(Stored data)
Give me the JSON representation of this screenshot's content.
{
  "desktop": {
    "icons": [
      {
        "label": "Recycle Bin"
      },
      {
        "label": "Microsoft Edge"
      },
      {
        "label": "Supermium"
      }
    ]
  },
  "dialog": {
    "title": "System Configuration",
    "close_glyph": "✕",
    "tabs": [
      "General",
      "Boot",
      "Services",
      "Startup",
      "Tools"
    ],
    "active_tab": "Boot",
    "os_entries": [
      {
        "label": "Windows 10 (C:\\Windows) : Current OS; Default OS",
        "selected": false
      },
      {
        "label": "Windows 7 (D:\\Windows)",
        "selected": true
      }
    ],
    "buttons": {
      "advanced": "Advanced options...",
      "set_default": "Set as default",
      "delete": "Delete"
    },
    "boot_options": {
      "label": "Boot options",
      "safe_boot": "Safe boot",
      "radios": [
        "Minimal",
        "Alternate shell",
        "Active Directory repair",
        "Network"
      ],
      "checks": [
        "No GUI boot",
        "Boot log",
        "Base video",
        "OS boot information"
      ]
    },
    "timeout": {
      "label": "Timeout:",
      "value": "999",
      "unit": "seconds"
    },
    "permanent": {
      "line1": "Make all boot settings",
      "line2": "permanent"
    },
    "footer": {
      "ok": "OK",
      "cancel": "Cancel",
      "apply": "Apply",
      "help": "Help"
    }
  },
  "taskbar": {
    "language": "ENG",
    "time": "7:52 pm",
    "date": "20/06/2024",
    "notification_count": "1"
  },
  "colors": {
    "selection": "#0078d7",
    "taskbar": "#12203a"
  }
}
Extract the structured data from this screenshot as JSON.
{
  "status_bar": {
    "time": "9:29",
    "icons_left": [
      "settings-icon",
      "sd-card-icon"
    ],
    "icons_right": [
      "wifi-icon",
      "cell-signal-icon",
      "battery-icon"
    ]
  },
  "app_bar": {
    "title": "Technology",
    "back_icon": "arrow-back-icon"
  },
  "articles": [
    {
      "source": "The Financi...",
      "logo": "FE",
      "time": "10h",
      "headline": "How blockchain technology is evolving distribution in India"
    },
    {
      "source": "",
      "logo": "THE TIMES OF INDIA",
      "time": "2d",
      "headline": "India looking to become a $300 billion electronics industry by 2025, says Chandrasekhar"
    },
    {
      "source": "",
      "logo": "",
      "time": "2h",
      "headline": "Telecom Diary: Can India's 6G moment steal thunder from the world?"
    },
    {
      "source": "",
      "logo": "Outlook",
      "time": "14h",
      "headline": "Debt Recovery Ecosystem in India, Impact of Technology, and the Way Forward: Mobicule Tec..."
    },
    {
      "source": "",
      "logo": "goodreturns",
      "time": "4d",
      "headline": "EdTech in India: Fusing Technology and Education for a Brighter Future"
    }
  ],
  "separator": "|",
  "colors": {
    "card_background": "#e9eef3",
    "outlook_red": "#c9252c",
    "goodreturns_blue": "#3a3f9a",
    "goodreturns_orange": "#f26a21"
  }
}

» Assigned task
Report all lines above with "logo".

» Exercise output
      "logo": "FE",
      "logo": "THE TIMES OF INDIA",
      "logo": "",
      "logo": "Outlook",
      "logo": "goodreturns",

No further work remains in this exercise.